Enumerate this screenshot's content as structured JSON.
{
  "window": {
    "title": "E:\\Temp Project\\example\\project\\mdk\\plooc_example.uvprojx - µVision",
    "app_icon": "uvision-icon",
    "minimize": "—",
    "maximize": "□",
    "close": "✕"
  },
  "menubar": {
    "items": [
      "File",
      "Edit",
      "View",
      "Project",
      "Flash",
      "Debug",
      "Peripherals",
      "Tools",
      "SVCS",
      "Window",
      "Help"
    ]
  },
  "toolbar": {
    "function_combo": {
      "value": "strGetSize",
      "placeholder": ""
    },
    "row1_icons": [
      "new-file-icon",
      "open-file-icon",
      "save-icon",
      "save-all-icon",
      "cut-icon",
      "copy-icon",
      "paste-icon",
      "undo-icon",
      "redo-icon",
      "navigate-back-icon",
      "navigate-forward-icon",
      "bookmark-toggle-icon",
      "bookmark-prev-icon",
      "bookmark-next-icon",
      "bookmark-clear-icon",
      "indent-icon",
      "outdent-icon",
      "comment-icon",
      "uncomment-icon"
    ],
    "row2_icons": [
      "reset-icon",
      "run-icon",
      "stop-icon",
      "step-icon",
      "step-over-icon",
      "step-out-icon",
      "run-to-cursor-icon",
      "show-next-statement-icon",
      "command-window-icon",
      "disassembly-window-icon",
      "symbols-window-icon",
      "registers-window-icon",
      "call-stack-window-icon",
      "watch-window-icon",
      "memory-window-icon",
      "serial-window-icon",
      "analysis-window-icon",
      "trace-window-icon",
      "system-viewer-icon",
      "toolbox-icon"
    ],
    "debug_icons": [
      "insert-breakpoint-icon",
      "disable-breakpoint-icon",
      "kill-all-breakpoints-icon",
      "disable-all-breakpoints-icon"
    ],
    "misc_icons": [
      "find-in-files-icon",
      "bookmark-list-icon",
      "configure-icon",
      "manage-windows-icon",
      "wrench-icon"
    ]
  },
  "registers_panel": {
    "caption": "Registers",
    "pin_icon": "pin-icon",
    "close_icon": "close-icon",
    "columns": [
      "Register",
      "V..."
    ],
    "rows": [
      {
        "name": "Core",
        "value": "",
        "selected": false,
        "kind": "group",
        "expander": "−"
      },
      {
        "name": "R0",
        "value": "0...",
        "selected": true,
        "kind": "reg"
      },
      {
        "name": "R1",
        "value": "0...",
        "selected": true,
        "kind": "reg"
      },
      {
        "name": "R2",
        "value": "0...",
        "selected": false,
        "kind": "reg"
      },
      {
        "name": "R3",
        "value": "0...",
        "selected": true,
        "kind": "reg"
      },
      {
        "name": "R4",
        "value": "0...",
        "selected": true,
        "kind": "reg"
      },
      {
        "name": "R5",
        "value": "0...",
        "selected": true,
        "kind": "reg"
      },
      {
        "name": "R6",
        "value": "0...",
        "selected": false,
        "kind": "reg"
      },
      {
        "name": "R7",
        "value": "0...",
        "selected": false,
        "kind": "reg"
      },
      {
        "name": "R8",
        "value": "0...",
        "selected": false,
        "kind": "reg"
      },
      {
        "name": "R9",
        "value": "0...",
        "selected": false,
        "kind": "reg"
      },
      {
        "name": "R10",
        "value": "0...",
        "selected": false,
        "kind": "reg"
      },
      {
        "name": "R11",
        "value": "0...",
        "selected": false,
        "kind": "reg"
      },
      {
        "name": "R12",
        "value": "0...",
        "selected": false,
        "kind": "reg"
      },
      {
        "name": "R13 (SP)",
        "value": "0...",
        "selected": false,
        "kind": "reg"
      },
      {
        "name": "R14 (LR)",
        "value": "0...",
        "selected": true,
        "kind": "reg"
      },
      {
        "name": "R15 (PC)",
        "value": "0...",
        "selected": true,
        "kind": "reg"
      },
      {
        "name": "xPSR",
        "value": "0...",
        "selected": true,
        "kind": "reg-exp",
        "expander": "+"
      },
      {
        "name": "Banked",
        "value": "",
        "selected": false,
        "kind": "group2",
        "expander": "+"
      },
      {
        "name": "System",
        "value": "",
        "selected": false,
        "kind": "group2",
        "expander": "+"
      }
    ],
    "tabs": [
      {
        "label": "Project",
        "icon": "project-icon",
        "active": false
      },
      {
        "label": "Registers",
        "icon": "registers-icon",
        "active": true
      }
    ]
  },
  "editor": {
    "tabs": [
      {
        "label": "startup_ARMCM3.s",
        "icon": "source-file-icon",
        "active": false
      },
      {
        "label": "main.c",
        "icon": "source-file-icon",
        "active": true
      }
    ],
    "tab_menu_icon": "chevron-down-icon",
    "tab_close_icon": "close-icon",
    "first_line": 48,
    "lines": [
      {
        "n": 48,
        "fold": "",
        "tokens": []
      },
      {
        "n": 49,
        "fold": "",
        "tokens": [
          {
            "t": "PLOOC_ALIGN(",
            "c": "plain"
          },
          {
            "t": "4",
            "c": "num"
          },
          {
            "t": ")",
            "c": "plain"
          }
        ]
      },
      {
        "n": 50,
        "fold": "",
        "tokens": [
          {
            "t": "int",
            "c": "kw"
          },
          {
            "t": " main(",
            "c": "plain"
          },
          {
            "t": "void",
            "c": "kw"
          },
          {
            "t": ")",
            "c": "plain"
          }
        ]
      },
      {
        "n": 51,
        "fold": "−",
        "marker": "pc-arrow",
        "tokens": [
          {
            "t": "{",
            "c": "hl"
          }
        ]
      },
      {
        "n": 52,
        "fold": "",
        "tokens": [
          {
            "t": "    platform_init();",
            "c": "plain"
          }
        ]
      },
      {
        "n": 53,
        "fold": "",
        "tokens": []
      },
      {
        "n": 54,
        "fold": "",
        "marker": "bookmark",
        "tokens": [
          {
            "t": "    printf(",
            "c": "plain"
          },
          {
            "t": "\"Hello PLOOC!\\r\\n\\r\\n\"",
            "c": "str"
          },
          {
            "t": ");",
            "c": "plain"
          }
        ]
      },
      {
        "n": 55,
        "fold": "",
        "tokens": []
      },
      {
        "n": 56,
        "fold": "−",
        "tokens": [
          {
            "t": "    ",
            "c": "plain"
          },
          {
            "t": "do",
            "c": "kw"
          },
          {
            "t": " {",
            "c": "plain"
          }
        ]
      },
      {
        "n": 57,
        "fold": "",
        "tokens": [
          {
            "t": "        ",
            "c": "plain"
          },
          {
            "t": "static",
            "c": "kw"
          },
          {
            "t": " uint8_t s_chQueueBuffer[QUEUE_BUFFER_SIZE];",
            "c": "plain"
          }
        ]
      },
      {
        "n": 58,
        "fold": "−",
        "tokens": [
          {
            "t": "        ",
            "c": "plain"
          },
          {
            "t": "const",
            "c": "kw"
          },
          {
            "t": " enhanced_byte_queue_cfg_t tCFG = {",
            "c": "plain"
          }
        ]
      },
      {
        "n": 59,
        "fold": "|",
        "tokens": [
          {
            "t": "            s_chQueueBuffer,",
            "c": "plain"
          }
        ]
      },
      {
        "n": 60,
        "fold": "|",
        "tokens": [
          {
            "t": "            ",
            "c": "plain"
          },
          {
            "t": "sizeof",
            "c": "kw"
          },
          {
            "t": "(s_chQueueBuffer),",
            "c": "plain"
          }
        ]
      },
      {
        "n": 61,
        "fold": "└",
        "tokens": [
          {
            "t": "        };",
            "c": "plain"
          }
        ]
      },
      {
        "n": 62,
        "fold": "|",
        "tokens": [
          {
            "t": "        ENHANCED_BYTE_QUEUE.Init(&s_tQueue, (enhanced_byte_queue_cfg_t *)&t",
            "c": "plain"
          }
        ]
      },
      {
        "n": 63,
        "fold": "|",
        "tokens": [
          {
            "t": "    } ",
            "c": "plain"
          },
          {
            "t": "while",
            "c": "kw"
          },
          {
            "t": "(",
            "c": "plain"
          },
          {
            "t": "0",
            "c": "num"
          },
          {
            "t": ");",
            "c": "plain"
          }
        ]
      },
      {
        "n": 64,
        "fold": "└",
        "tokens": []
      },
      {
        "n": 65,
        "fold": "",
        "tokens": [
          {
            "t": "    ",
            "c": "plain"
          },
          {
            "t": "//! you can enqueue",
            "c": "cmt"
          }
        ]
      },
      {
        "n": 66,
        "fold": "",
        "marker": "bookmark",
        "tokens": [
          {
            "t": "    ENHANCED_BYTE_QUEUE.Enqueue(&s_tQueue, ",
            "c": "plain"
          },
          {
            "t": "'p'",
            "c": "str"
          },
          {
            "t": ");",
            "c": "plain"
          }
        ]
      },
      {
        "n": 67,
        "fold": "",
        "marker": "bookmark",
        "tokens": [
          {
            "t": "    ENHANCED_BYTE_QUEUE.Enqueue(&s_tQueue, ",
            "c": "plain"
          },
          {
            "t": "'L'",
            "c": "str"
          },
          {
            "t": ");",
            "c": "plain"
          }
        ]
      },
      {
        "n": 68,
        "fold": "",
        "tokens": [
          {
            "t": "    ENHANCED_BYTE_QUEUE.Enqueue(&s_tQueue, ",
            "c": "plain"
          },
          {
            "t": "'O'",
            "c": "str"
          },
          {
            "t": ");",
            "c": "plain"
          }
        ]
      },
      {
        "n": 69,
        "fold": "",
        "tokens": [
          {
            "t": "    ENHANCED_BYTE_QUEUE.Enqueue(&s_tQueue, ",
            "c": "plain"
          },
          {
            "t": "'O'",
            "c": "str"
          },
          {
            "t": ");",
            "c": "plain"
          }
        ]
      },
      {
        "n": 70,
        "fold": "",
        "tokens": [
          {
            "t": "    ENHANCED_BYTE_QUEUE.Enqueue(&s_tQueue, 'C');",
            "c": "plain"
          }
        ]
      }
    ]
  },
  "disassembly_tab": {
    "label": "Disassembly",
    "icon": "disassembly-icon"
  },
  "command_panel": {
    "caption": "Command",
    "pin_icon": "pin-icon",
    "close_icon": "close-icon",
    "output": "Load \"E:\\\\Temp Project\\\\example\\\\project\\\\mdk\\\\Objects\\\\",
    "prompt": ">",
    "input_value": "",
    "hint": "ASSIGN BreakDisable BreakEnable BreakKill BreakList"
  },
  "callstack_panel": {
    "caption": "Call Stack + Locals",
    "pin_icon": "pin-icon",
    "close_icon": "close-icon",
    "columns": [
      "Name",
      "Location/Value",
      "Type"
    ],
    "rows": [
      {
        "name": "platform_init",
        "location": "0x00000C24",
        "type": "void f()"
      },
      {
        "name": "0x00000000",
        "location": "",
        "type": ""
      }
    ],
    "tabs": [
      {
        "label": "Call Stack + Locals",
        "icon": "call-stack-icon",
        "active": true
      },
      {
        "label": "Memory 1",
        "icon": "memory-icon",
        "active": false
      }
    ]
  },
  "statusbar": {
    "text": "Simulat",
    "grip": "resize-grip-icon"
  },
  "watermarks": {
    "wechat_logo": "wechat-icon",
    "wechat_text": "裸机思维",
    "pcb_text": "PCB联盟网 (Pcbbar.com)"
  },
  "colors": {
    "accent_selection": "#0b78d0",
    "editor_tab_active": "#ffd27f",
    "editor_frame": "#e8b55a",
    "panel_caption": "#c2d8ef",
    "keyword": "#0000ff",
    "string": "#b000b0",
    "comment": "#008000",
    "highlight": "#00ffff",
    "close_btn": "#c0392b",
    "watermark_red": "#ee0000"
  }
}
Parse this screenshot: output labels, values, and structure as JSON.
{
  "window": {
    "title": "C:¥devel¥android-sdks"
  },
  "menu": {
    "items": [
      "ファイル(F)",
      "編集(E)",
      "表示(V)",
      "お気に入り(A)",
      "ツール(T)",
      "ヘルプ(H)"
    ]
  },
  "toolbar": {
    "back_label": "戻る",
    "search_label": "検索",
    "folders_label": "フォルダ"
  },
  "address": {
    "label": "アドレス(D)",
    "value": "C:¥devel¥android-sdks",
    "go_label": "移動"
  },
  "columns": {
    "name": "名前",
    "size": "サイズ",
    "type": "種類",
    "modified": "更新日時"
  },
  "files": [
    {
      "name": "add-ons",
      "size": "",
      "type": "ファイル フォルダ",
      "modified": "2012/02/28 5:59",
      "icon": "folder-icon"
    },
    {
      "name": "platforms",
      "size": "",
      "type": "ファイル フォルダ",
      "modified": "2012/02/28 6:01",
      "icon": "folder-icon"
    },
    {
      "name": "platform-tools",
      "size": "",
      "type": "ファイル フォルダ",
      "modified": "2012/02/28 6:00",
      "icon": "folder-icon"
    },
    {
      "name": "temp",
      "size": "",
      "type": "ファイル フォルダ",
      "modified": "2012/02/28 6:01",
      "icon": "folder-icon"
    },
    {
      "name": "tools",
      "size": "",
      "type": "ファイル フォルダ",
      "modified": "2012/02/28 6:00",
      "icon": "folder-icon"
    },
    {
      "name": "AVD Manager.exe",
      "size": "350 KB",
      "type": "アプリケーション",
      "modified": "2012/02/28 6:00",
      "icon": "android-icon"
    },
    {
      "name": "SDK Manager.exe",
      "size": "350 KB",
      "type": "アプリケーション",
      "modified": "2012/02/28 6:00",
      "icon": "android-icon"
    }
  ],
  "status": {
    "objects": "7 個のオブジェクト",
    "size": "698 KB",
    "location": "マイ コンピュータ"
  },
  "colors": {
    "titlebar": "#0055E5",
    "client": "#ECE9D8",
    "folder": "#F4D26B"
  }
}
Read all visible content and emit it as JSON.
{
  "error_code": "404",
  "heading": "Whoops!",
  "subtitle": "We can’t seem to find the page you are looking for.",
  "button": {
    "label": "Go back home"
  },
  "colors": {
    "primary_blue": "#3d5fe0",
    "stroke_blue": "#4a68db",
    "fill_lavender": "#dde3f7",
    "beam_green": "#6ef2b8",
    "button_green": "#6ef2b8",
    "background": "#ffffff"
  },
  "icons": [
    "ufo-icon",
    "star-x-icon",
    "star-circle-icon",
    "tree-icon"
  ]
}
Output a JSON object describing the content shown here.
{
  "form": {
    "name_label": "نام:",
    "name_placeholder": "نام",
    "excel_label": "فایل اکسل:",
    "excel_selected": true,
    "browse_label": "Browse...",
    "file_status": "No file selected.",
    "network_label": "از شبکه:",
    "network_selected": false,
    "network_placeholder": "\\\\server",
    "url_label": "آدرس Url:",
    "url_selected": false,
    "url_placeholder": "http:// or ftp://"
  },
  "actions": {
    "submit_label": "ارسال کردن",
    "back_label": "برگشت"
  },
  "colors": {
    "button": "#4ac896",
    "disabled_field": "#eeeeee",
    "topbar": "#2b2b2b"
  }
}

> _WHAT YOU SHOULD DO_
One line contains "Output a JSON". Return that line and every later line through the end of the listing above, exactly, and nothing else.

> _RESULT_
Output a JSON object describing the content shown here.
{
  "form": {
    "name_label": "نام:",
    "name_placeholder": "نام",
    "excel_label": "فایل اکسل:",
    "excel_selected": true,
    "browse_label": "Browse...",
    "file_status": "No file selected.",
    "network_label": "از شبکه:",
    "network_selected": false,
    "network_placeholder": "\\\\server",
    "url_label": "آدرس Url:",
    "url_selected": false,
    "url_placeholder": "http:// or ftp://"
  },
  "actions": {
    "submit_label": "ارسال کردن",
    "back_label": "برگشت"
  },
  "colors": {
    "button": "#4ac896",
    "disabled_field": "#eeeeee",
    "topbar": "#2b2b2b"
  }
}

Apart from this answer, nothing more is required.